Lower-rated, higher-yielding corporates tend to be less rate-sensitive and more sensitive to credit risk because their yields are higher than Treasury yields, and also because they have more likelihood of default.
The largest concern with individual high-yield bonds, often referred to as "junk bonds," is the credit risk. The types of companies that issue high-yield bonds are either smaller, unproven corporations, or larger companies that have experienced financial distress. Neither are in a particularly strong position to weather a period of slower economic growth, so high-yield bonds tend to lag when investors grow less confident about the growth outlook.
On the other hand, changes in interest rates have less of an impact on high-yield bonds’ performance. The reason for this is straightforward: A bond yielding 3% is more sensitive to a change in the 10-year U.S. Treasury yield of .3% than a bond that pays 9%.
In this way, high-yield bonds, while risky, can provide an element of diversification when paired with government bonds. Conversely, they do not provide a great deal of diversification relative to stocks.
Emerging Market Bonds
Like high-yield bonds, emerging market bonds are much more sensitive to credit risk than interest rate risk. While rising rates in the United States or developing economies will typically have little impact on the emerging markets, concerns about slowing growth or other disruptions in the global economy can have a major impact on emerging market debt.
The Bottom Line
To diversify properly, you must understand the risks of the types of bonds you hold or plan to purchase. While emerging market and high-yield bonds can diversify a conservative bond portfolio, they are much less effective when used to diversify a portfolio with substantial investments in stocks.
Interest-rate-sensitive holdings can help you with diversifying stock market risk, but they will saddle you with losses when rates go up.

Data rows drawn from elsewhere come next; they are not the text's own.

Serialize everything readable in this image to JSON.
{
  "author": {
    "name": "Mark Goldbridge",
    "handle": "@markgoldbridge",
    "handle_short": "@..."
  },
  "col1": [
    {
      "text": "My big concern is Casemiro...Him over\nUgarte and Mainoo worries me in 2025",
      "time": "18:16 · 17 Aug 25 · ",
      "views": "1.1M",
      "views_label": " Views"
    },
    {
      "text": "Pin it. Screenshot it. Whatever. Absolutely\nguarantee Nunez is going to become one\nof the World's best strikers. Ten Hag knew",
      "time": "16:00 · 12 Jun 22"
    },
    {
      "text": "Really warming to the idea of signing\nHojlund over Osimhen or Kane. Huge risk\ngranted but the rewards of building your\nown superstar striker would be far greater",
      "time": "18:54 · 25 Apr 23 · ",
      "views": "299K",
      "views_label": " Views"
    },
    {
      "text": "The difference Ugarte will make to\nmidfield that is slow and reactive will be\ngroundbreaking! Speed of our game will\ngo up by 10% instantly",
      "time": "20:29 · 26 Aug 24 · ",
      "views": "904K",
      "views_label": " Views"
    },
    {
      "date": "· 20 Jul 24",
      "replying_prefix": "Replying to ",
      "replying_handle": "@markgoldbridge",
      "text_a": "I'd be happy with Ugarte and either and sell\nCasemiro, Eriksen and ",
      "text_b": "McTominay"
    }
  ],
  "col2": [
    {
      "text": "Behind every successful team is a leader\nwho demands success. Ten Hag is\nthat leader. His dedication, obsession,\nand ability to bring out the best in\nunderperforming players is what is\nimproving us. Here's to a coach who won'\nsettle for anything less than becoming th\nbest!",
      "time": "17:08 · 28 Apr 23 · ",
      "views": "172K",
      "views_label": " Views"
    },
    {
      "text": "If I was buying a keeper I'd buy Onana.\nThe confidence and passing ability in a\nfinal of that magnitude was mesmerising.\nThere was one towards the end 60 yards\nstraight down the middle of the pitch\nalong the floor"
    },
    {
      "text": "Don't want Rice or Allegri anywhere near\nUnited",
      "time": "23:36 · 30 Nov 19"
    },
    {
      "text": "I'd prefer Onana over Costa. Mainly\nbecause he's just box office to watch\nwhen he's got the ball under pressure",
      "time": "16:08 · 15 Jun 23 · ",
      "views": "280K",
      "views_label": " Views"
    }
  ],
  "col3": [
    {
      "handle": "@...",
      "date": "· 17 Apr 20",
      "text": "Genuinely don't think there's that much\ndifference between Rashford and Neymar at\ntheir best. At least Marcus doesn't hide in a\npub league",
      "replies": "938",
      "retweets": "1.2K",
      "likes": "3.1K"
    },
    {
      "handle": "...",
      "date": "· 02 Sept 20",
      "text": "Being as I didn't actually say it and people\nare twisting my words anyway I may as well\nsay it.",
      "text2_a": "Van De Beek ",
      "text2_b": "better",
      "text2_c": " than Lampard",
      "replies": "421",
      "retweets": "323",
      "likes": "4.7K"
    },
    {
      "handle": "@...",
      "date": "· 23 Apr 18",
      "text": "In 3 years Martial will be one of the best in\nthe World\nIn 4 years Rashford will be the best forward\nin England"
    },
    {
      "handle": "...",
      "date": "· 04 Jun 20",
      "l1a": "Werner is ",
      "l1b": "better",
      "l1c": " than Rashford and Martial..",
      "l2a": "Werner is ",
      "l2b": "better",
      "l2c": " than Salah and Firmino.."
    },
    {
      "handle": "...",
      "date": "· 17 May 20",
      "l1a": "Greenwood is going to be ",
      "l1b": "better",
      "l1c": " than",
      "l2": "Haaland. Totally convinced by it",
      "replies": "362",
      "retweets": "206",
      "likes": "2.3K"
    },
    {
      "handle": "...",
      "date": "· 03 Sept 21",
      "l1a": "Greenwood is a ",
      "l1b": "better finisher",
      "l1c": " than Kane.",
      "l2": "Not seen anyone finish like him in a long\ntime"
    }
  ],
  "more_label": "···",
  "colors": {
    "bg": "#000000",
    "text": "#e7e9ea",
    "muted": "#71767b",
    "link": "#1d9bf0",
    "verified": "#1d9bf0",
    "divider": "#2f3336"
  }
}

Be sure to understand the specific risks and performance drivers of each market segment before constructing your bond investment portfolio. If you do not want to invest too much time, your best bet may be optimized diversification.